Robert A. Bindschadler, NASA Goddard Space Flight Center, Greenbelt, MarylandFollow
Sophie Nowicki, NASA Goddard Space Flight Center, Greenbelt, Maryland
Ayako Abe-Ouchi, University of Tokyo - Kashiwa, Chiba, JapanFollow
Andy Aschwanden, University of Alaska Fairbanks, Fairbanks, AlaskaFollow
Hyeungu Choi, Sigma Space Corporation, Lanham, Maryland
JIm Fastook, University of Maine, Orono, Maine
Glen Granzow, University of Montana - MissoulaFollow
Ralf Greve, Hokkaido University, Sapporo, JapanFollow
Gail Gutowski, University of Texas at AustinFollow
Ute Herzfeld, University of Colorado, Boulder, Colorado
Charles Jackson, University of Texas at AustinFollow
Jesse Johnson, University of Montana - MissoulaFollow
Constantine Khroulev, University of Toyko - Kashiwa, Chiba, JapanFollow
Anders Levermann, Potsdam University, Potsdam, Germany
William H. Lipscomb, Los Alamos National Laboratory, Los Alamos, New MexicoFollow
Maria A. Martin, Potsdam Institute for Climate Impact Research, Potsdam, GermanyFollow
Mathieu Morlighem, University of California - Irvine, Irvine, CaliforniaFollow
Byron R. Parizek, Pen State DuBois, DuBois, PennsylvaniaFollow
David Pollard, Pennsylvania State University - University Park, PAFollow
Stephen F. Price, Los Alamos National Laboratory, Los Alamos, New MexicoFollow
Diandong Ren, Curtin University of Technology, Perth, AustraliaFollow
Fuyuki Saito, Japan Agency for Marine-Earth Science and Technology, Yokohama, JapanFollow
Tatsuru Sato, Hokkaido University, Sapporo, Japan
Hakime Seddik, Hokkaido University, Sapporo, Japan
Helene Seroussi, California Institute of Technology, Pasadena, California
Kunio Takahashi, Japan Agency for Marine-Earth Science and Technology, Yokohama, Japan
Ryan Walker, University of Maryland, College Park, MarylandFollow
Wei Li Wang, NASA Goddard Space Flight Center, Greenbelt, MarylandFollow

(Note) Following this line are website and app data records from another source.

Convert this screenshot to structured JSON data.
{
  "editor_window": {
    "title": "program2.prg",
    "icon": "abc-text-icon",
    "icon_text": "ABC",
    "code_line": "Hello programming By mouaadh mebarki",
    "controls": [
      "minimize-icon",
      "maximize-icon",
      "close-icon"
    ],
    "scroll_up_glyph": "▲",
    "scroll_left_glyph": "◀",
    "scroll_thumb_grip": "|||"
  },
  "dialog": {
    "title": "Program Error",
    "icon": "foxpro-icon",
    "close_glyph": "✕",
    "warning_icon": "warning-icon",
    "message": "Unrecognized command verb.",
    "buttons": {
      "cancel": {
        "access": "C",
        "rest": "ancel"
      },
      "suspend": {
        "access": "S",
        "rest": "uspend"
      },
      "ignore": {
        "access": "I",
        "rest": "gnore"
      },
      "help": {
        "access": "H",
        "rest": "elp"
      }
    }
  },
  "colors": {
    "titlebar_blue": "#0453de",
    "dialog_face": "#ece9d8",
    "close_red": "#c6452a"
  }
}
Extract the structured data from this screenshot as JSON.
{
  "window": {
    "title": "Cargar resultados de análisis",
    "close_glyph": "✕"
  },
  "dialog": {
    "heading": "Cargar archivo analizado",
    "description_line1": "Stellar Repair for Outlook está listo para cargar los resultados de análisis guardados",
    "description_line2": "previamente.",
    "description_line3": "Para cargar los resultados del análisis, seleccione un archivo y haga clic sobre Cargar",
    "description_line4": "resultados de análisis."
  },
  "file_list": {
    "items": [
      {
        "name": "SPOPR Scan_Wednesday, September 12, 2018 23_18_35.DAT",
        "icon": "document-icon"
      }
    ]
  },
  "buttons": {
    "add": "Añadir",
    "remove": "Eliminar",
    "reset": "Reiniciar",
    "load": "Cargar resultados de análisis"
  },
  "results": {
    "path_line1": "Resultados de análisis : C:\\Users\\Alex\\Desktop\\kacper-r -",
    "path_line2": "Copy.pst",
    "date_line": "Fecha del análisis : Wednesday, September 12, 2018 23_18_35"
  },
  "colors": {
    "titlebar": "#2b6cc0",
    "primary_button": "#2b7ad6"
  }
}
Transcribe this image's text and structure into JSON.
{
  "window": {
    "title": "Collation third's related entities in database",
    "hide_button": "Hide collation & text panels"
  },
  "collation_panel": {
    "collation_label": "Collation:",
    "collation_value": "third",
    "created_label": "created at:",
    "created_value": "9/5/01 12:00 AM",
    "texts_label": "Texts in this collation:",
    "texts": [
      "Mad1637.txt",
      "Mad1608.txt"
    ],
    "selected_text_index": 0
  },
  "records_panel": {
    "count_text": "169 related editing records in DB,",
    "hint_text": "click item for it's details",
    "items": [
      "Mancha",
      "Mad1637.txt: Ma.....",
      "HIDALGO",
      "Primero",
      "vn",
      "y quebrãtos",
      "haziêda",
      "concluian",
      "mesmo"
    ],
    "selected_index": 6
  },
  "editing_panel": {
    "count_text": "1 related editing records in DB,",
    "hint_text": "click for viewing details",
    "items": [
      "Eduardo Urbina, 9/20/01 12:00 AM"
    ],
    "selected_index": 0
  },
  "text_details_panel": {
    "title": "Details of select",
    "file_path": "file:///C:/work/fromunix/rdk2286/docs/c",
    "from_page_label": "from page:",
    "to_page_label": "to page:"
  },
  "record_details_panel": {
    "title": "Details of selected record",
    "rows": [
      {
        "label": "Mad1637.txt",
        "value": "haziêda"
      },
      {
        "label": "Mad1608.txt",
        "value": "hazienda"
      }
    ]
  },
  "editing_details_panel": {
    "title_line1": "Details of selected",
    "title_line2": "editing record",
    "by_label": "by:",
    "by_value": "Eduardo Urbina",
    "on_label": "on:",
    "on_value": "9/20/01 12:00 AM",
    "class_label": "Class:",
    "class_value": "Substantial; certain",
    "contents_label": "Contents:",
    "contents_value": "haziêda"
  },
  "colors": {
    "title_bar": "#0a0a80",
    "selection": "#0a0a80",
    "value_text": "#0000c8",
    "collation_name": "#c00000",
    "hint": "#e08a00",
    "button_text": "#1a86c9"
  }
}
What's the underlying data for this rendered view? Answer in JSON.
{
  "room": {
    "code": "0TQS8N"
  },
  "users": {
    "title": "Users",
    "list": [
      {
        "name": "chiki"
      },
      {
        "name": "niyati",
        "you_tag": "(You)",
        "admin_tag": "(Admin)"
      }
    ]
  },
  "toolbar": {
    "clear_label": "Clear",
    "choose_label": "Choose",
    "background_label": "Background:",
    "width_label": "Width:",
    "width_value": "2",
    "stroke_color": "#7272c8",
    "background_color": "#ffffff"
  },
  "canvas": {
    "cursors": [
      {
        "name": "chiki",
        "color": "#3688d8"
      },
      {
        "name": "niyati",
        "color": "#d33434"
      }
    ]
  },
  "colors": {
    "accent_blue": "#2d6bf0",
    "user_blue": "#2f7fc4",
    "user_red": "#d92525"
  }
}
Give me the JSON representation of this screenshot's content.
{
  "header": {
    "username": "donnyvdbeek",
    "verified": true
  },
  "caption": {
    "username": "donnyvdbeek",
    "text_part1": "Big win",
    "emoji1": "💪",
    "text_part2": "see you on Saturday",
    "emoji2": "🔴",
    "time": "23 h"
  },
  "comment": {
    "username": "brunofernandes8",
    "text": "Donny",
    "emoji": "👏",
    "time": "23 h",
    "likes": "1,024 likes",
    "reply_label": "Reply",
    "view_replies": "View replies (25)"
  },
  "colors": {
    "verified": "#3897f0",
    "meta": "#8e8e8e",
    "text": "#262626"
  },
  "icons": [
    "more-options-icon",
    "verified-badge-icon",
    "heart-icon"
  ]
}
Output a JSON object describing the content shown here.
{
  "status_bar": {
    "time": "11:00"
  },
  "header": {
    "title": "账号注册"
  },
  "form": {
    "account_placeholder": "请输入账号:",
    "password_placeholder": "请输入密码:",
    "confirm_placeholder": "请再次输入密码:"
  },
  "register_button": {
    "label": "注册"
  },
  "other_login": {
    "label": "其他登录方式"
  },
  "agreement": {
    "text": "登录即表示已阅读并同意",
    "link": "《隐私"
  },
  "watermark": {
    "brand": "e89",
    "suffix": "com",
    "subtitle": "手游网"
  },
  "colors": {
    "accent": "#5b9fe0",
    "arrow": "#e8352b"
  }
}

Document Type


Publication Title

Journal of Glaciology


International Glaciological Society

Publication Date







Computer Sciences


Ten ice-sheet models are used to study sensitivity of the Greenland and Antarctic ice sheets to prescribed changes of surface mass balance, sub-ice-shelf melting and basal sliding. Results exhibit a large range in projected contributions to sea-level change. In most cases, the ice volume above flotation lost is linearly dependent on the strength of the forcing. Combinations of forcings can be closely approximated by linearly summing the contributions from single forcing experiments, suggesting that nonlinear feedbacks are modest. Our models indicate that Greenland is more sensitive than Antarctica to likely atmospheric changes in temperature and precipitation, while Antarctica is more sensitive to increased ice-shelf basal melting. An experiment approximating the Intergovernmental Panel on Climate Change’s RCP8.5 scenario produces additional first-century contributions to sea level of 22.3 and 8.1cm from Greenland and Antarctica, respectively, with a range among models of 62 and 14 cm, respectively. By 200 years, projections increase to 53.2 and 26.7 cm, respectively, with ranges of 79 and 43 cm. Linear interpolation of the sensitivity results closely approximates these projections, revealing the relative contributions of the individual forcings on the combined volume change and suggesting that total ice-sheet response to complicated forcings over 200 years can be linearized.


ice sheets, climate change